Researchers suggest the main benefit of using DIFL in favor of PRED is the decreased dosage frequency, which they expect to increase compliance.
The goal of this randomized prospective study was to compare the effectiveness of 2 doses per day of DIFL vs 4 doses per day of PRED for preventing inflammation following cataract surgery. Participants received surgery between March 2019 and July 2020 at 4 private ophthalmologic centers in Argentina. They were randomly assigned to the DIFL or PRED cohorts and began receiving treatment the day before surgery, concluding 28 days after surgery. Outcome measurements were taken at baseline and days 1, 4, and 28. Noninferior anti-inflammatory efficacy was determined using the difference in central corneal thickness (CCT) between baseline and day 4 (with ≥17 µm qualifying as “noninferior”).
Secondary outcome measures included cell and flare, corrected distance visual acuity (CDVA), endothelial cell count, central macular thickness, and intraocular pressure (IOP).
A total of 225 participants completed this study. There was no statistically significant difference between DIFL and PRED treatments (P =.523), with CCT within 17 μm between treatments (95% CI -2.78 μm to 14.84 μm), signaling noninferior anti-inflammatory efficacy of DIFL. No statistically significant differences were found in total anterior chamber clearance (P <.05), CDVA (P =.455), endothelial cell count (P =.811), OCT central macular thickness (P =.869), and intraocular pressure outcome (P =.316).

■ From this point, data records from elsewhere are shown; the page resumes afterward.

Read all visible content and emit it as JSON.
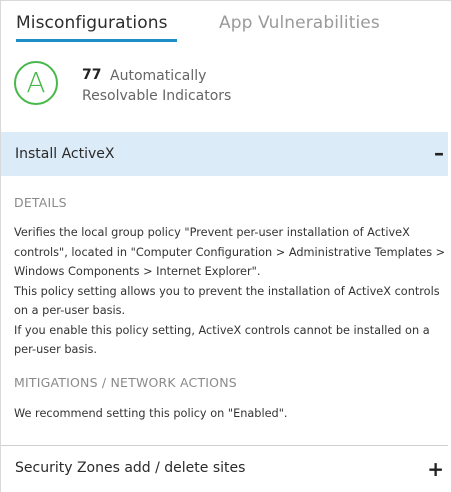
{
  "tabs": [
    {
      "label": "Misconfigurations",
      "active": true
    },
    {
      "label": "App Vulnerabilities",
      "active": false
    }
  ],
  "summary": {
    "grade": "A",
    "count": "77",
    "label_line1": "Automatically",
    "label_line2": "Resolvable Indicators"
  },
  "accordion": [
    {
      "title": "Install ActiveX",
      "expanded": true,
      "toggle_icon": "–",
      "details_heading": "DETAILS",
      "details_lines": [
        "Verifies the local group policy \"Prevent per-user installation of ActiveX",
        "controls\", located in \"Computer Configuration > Administrative Templates >",
        "Windows Components > Internet Explorer\".",
        "This policy setting allows you to prevent the installation of ActiveX controls",
        "on a per-user basis.",
        "If you enable this policy setting, ActiveX controls cannot be installed on a",
        "per-user basis."
      ],
      "mitigations_heading": "MITIGATIONS / NETWORK ACTIONS",
      "mitigation_text": "We recommend setting this policy on \"Enabled\"."
    },
    {
      "title": "Security Zones add / delete sites",
      "expanded": false,
      "toggle_icon": "+"
    }
  ],
  "colors": {
    "accent": "#1e8fc6",
    "grade_green": "#48b84a",
    "expanded_bg": "#dcebf8"
  }
}
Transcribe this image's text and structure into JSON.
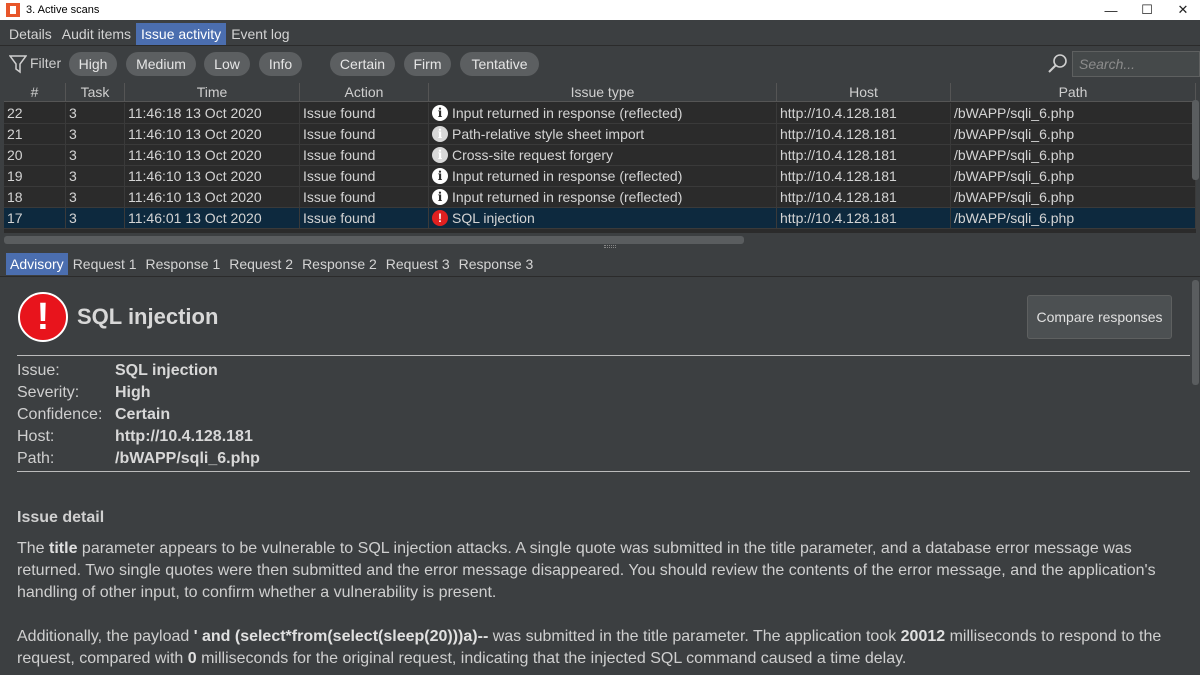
{
  "window": {
    "title": "3. Active scans",
    "minimize": "—",
    "maximize": "☐",
    "close": "✕"
  },
  "top_tabs": [
    "Details",
    "Audit items",
    "Issue activity",
    "Event log"
  ],
  "filter": {
    "label": "Filter",
    "severity": [
      "High",
      "Medium",
      "Low",
      "Info"
    ],
    "confidence": [
      "Certain",
      "Firm",
      "Tentative"
    ],
    "search_placeholder": "Search..."
  },
  "table": {
    "columns": [
      "#",
      "Task",
      "Time",
      "Action",
      "Issue type",
      "Host",
      "Path"
    ],
    "rows": [
      {
        "num": "22",
        "task": "3",
        "time": "11:46:18 13 Oct 2020",
        "action": "Issue found",
        "icon": "info-icon",
        "issue": "Input returned in response (reflected)",
        "host": "http://10.4.128.181",
        "path": "/bWAPP/sqli_6.php"
      },
      {
        "num": "21",
        "task": "3",
        "time": "11:46:10 13 Oct 2020",
        "action": "Issue found",
        "icon": "info-light-icon",
        "issue": "Path-relative style sheet import",
        "host": "http://10.4.128.181",
        "path": "/bWAPP/sqli_6.php"
      },
      {
        "num": "20",
        "task": "3",
        "time": "11:46:10 13 Oct 2020",
        "action": "Issue found",
        "icon": "info-light-icon",
        "issue": "Cross-site request forgery",
        "host": "http://10.4.128.181",
        "path": "/bWAPP/sqli_6.php"
      },
      {
        "num": "19",
        "task": "3",
        "time": "11:46:10 13 Oct 2020",
        "action": "Issue found",
        "icon": "info-icon",
        "issue": "Input returned in response (reflected)",
        "host": "http://10.4.128.181",
        "path": "/bWAPP/sqli_6.php"
      },
      {
        "num": "18",
        "task": "3",
        "time": "11:46:10 13 Oct 2020",
        "action": "Issue found",
        "icon": "info-icon",
        "issue": "Input returned in response (reflected)",
        "host": "http://10.4.128.181",
        "path": "/bWAPP/sqli_6.php"
      },
      {
        "num": "17",
        "task": "3",
        "time": "11:46:01 13 Oct 2020",
        "action": "Issue found",
        "icon": "alert-icon",
        "issue": "SQL injection",
        "host": "http://10.4.128.181",
        "path": "/bWAPP/sqli_6.php"
      }
    ]
  },
  "bottom_tabs": [
    "Advisory",
    "Request 1",
    "Response 1",
    "Request 2",
    "Response 2",
    "Request 3",
    "Response 3"
  ],
  "advisory": {
    "title": "SQL injection",
    "compare_button": "Compare responses",
    "fields": [
      {
        "key": "Issue:",
        "value": "SQL injection"
      },
      {
        "key": "Severity:",
        "value": "High"
      },
      {
        "key": "Confidence:",
        "value": "Certain"
      },
      {
        "key": "Host:",
        "value": "http://10.4.128.181"
      },
      {
        "key": "Path:",
        "value": "/bWAPP/sqli_6.php"
      }
    ],
    "section_heading": "Issue detail",
    "p1": {
      "t1": "The ",
      "b1": "title",
      "t2": " parameter appears to be vulnerable to SQL injection attacks. A single quote was submitted in the title parameter, and a database error message was returned. Two single quotes were then submitted and the error message disappeared. You should review the contents of the error message, and the application's handling of other input, to confirm whether a vulnerability is present."
    },
    "p2": {
      "t1": "Additionally, the payload ",
      "b1": "' and (select*from(select(sleep(20)))a)--",
      "t2": " was submitted in the title parameter. The application took ",
      "b2": "20012",
      "t3": " milliseconds to respond to the request, compared with ",
      "b3": "0",
      "t4": " milliseconds for the original request, indicating that the injected SQL command caused a time delay."
    }
  }
}
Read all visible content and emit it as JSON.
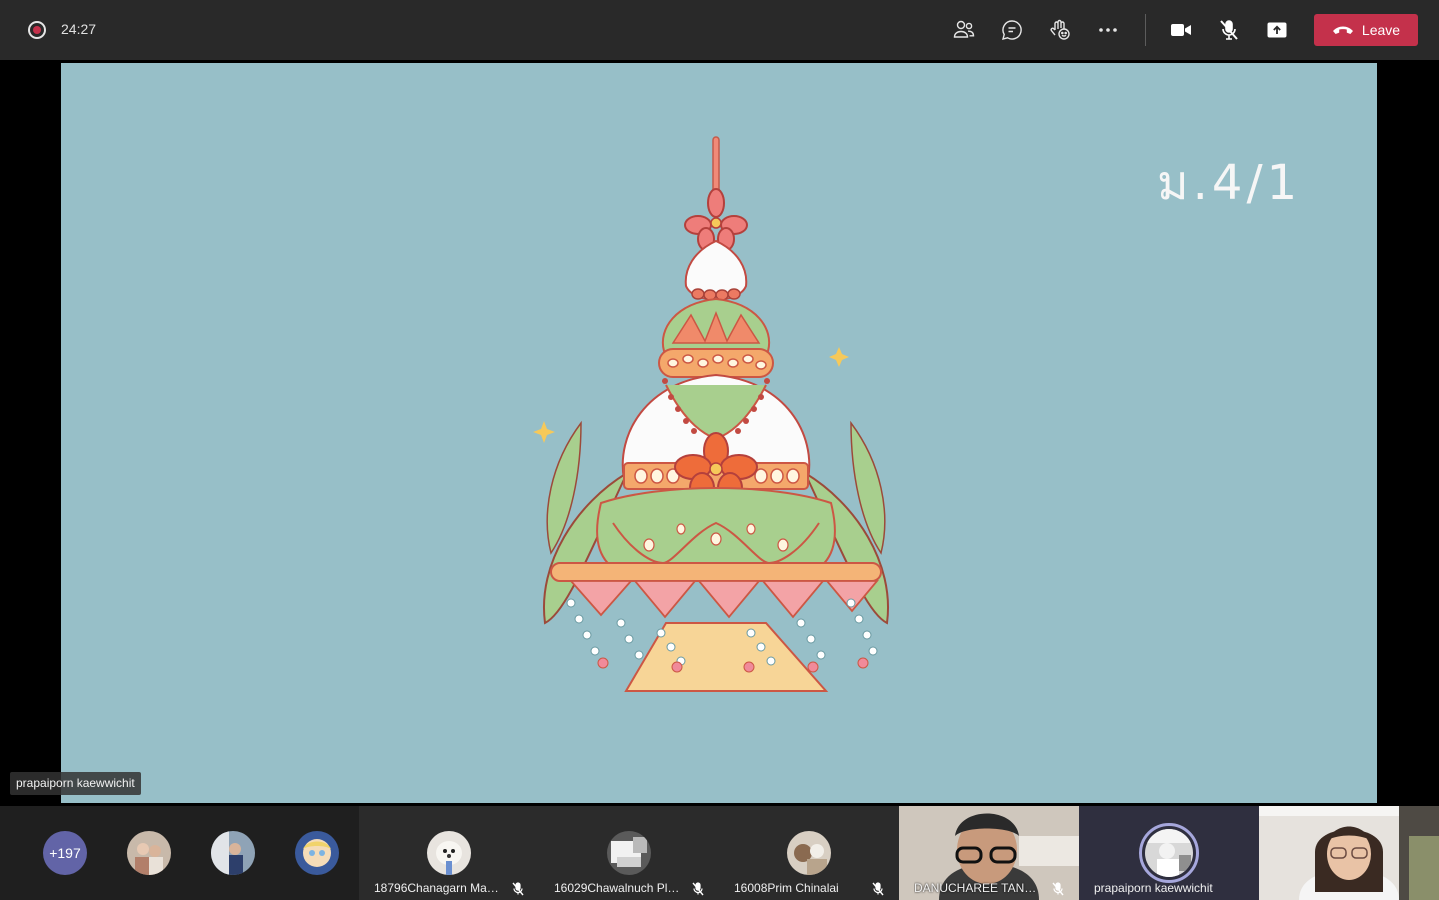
{
  "meeting": {
    "timer": "24:27",
    "leave_label": "Leave",
    "accent_leave": "#c4314b"
  },
  "toolbar": {
    "icons": [
      "people-icon",
      "chat-icon",
      "reactions-icon",
      "more-icon",
      "camera-icon",
      "mic-off-icon",
      "share-icon",
      "phone-hangup-icon"
    ]
  },
  "stage": {
    "slide_label": "ม.4/1",
    "presenter_name": "prapaiporn kaewwichit",
    "slide_background": "#97bfc8"
  },
  "gallery": {
    "overflow_count": "+197",
    "tiles": [
      {
        "name": "18796Chanagarn Mar...",
        "muted": true
      },
      {
        "name": "16029Chawalnuch Plu...",
        "muted": true
      },
      {
        "name": "16008Prim Chinalai",
        "muted": true
      },
      {
        "name": "DANUCHAREE TANTH...",
        "muted": true
      },
      {
        "name": "prapaiporn kaewwichit",
        "muted": false
      },
      {
        "name": "",
        "muted": false
      }
    ]
  }
}
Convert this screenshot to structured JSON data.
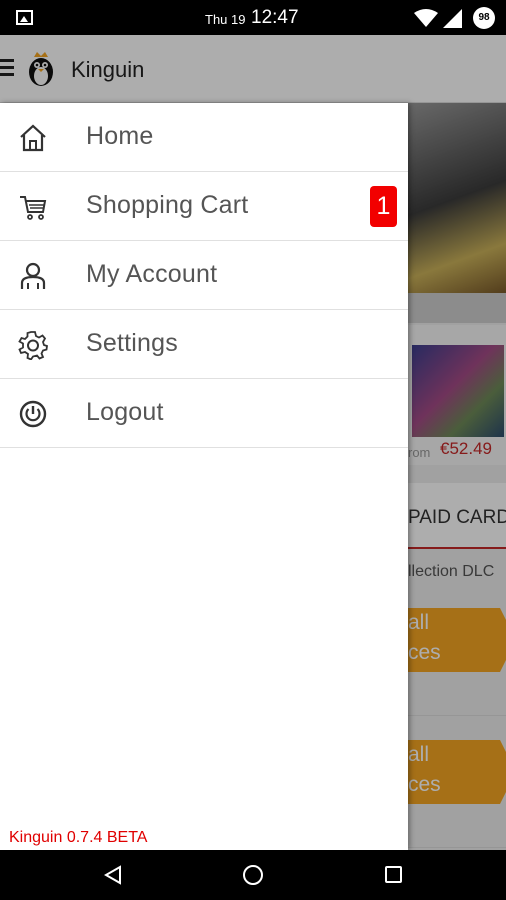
{
  "status_bar": {
    "day": "Thu 19",
    "time": "12:47",
    "battery": "98"
  },
  "app_bar": {
    "title": "Kinguin"
  },
  "background": {
    "from_label": "rom",
    "price": "€52.49",
    "tab_label": "PAID CARDS",
    "dlc_label": "llection DLC",
    "button1_line1": "all",
    "button1_line2": "ces",
    "button2_line1": "all",
    "button2_line2": "ces"
  },
  "drawer": {
    "items": [
      {
        "label": "Home",
        "icon": "home-icon"
      },
      {
        "label": "Shopping Cart",
        "icon": "cart-icon",
        "badge": "1"
      },
      {
        "label": "My Account",
        "icon": "account-icon"
      },
      {
        "label": "Settings",
        "icon": "gear-icon"
      },
      {
        "label": "Logout",
        "icon": "power-icon"
      }
    ],
    "version": "Kinguin 0.7.4 BETA"
  },
  "colors": {
    "badge": "#f20000",
    "version_text": "#e00000",
    "price": "#c62828",
    "accent_button": "#f5a623"
  }
}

DIFL is as effective as PRED at managing inflammation following cataract surgery, according to the study. In comparison with PRED, DIFL requires less frequent dosing, has a higher bioavailability, and does not contain benzalkonium chloride in the solution.
This study is limited by its lack of an objective measure of anterior chamber inflammation and the limited drug availability in Argentina, forcing researchers to use prednisolone, which could negatively affect the results.
Valvecchia G, Kaufer R, Ferroni C, et al. Difluprednate 0.05% twice a day vs prednisolone acetate 1% 4 times a day for cataract postsurgical inflammation treatment: noninferiority trial. J Cataract Refract Surg. 2022;48(7):753–758. doi:10.1097/j.jcrs.0000000000000863.
This article originally appeared on Ophthalmology Advisor